The National Council for Tertiary Education, NCTE, has blamed Parliament for the delay in the approval of fees for the 2017/2018 academic year for public universities.
Executive Secretary of the National Council for Tertiary Education (NCTE), Prof. Salifu Mahama, told Citi News that the delay has negative implications for the running of public tertiary institutions.
“Parliament is the institution that directed all the institutions to bring their proposed fees for consideration and approval. If parliament does not get back in time, all that it means is that, this year effectively will be the same fees as last academic year,” he said
The Chairman of Parliament Subsidiary Committee, Mahama Ayariga, who threatened a lawsuit, argued that increasing fees without parliamentary approval would be unlawful.
Parliament, through its Subsidiary Legislation Committee, demanded a halt in the implementation of proposed fees for the academic year pending the house’s approval. Though public tertiary institutions have reopened for second-semester activities, the proposed fees are yet to be approved.

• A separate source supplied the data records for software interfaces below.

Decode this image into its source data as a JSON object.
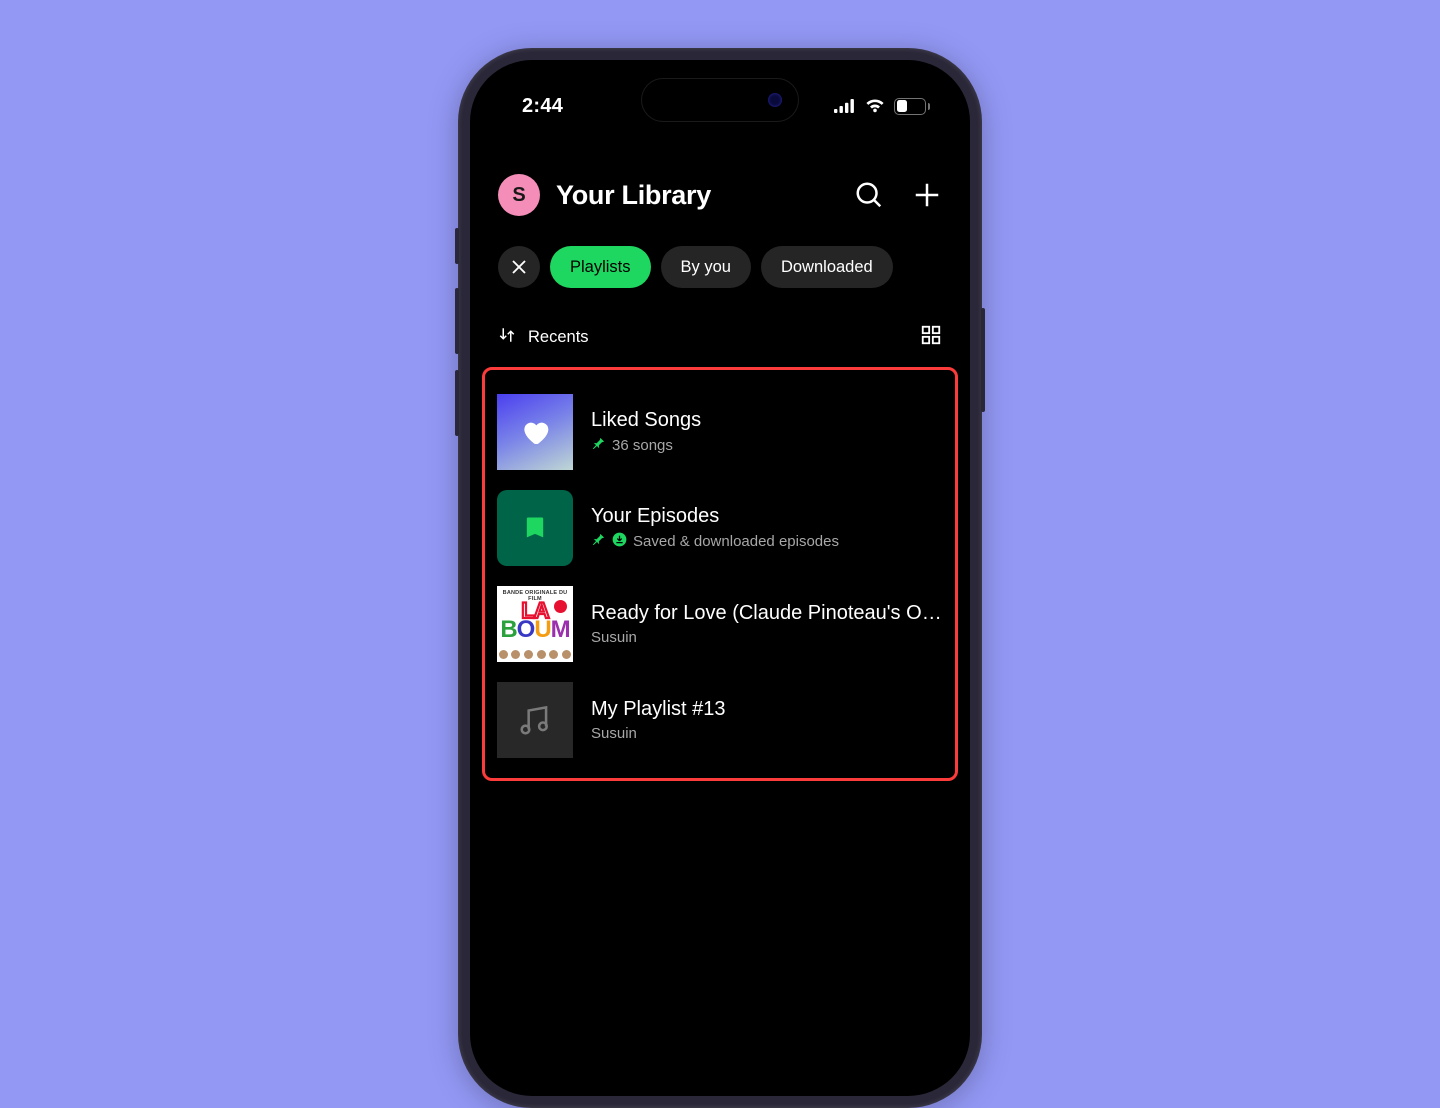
{
  "status": {
    "time": "2:44",
    "battery": "38"
  },
  "header": {
    "avatar_letter": "S",
    "title": "Your Library"
  },
  "filters": {
    "items": [
      {
        "label": "Playlists",
        "active": true
      },
      {
        "label": "By you",
        "active": false
      },
      {
        "label": "Downloaded",
        "active": false
      }
    ]
  },
  "sort": {
    "label": "Recents"
  },
  "list": [
    {
      "title": "Liked Songs",
      "subtitle": "36 songs",
      "pinned": true,
      "downloaded": false,
      "cover": "liked"
    },
    {
      "title": "Your Episodes",
      "subtitle": "Saved & downloaded episodes",
      "pinned": true,
      "downloaded": true,
      "cover": "episodes"
    },
    {
      "title": "Ready for Love (Claude Pinoteau's Or…",
      "subtitle": "Susuin",
      "pinned": false,
      "downloaded": false,
      "cover": "boum"
    },
    {
      "title": "My Playlist #13",
      "subtitle": "Susuin",
      "pinned": false,
      "downloaded": false,
      "cover": "generic"
    }
  ]
}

The National Council for Tertiary Education in August 2017, asked the management of public institutions to maintain the 2016/2017 Academic Year levels of fees and charges; while Parliamentary approval is sought for any adjustments for this academic year.
A statement issued by the Council, and signed by the Executive Secretary, Professor Mohamed Salifu, said: “The proposed fees and charges for the 2017/2018 Academic Year have been collated for consideration and approval by Parliament. This is in accordance with the requirements of the Fees and Charges (Miscellaneous Provisions) Act 2009 (Act 793) and Amendment Instrument 2016 (L.I.2228).”
The University Students Association of Ghana [USAG)], has welcomed a directive by the National Council for Tertiary Education (NCTE), ordering the various public tertiary institutions to maintain the fees they charged for the 2016/2017 academic year.
NCTE directed management of the universities not to charge new fees until Parliament approves their charges.
By: Farida Yusif/citifmonline.com/Ghana